■ Work instruction ■
Of the entries below, copy only those lines that contain the word "JSON".

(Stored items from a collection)
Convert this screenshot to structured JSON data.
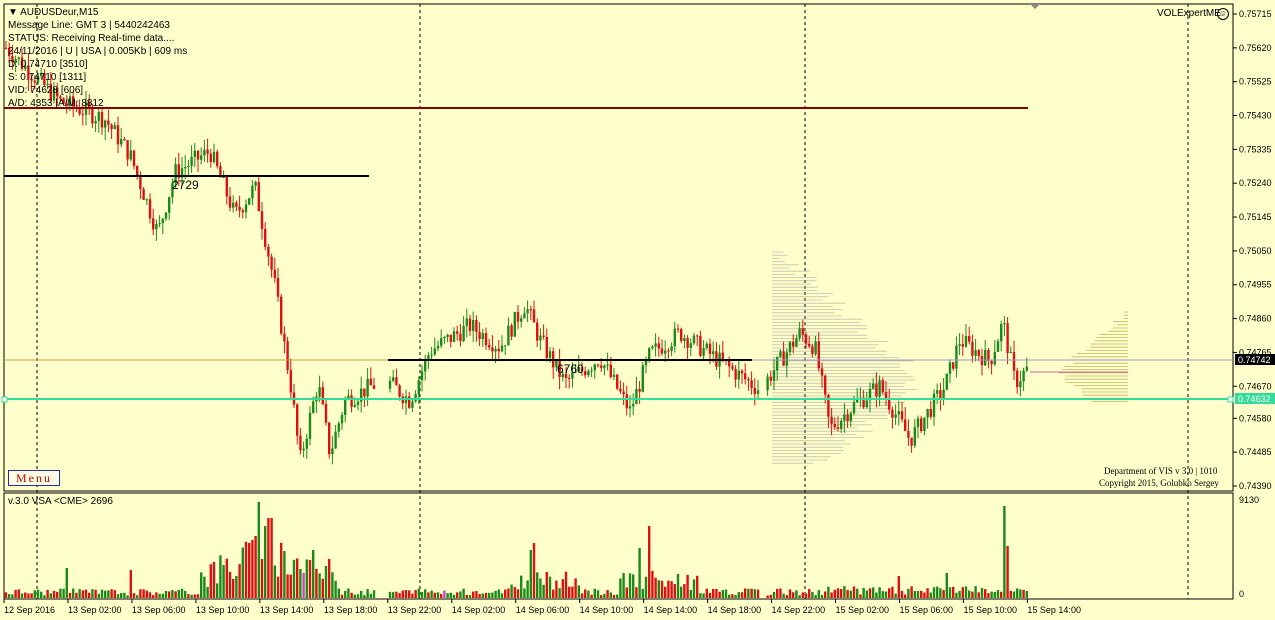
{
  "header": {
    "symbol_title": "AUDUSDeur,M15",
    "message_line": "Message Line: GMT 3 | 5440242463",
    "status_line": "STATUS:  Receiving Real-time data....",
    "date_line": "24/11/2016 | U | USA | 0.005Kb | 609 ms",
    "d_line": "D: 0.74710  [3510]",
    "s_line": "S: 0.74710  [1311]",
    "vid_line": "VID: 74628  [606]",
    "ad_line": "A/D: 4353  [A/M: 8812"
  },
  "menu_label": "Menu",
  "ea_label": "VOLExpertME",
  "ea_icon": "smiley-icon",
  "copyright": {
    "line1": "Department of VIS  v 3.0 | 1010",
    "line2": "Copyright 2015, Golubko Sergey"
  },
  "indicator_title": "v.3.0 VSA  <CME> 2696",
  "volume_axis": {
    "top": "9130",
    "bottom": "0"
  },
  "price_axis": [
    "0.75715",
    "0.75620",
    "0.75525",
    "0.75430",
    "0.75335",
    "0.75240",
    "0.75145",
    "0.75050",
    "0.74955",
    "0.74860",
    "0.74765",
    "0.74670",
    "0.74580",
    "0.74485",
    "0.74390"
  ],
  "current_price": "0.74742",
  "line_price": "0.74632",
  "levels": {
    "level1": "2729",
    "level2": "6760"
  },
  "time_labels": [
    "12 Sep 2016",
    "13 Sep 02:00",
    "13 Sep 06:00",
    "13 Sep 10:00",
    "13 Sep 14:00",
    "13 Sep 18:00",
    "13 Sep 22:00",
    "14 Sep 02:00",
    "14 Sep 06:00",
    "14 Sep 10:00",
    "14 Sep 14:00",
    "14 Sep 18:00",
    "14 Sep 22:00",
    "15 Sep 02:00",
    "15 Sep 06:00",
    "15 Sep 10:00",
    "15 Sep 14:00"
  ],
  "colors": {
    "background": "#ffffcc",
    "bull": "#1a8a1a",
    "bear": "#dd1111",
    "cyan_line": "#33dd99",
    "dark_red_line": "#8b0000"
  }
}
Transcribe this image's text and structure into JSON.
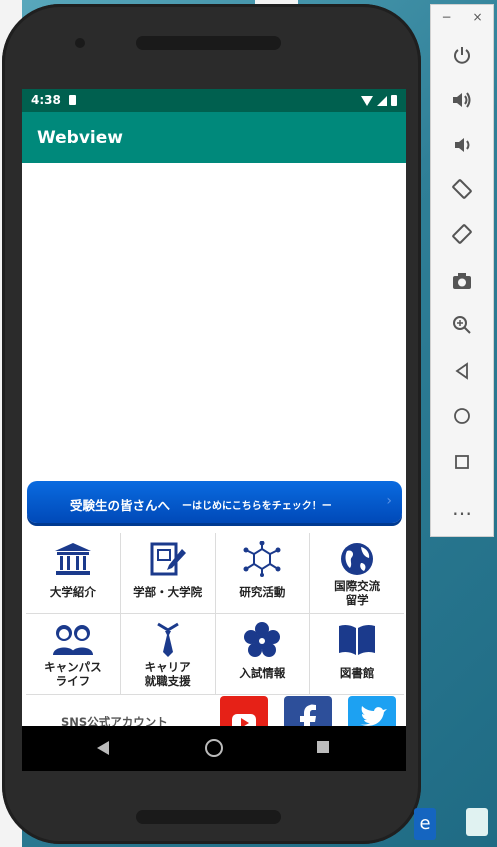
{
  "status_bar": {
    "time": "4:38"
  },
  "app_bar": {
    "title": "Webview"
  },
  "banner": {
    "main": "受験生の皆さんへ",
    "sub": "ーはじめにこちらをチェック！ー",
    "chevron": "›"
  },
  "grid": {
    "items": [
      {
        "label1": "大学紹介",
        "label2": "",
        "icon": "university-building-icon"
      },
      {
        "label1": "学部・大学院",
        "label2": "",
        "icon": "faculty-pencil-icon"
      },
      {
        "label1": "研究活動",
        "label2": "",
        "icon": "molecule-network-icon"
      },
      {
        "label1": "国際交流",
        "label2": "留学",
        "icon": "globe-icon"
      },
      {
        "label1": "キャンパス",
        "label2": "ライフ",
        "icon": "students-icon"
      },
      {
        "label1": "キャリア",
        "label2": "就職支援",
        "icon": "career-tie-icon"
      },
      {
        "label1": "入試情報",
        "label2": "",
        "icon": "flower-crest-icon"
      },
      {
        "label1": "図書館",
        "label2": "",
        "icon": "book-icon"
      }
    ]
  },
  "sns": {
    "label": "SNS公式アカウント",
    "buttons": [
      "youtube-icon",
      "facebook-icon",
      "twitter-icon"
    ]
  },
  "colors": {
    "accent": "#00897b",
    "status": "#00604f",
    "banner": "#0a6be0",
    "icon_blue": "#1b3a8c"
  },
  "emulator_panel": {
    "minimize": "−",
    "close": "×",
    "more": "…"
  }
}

■ Expected answer ■
Convert this screenshot to structured JSON data.
Transcribe this image's text and structure into JSON.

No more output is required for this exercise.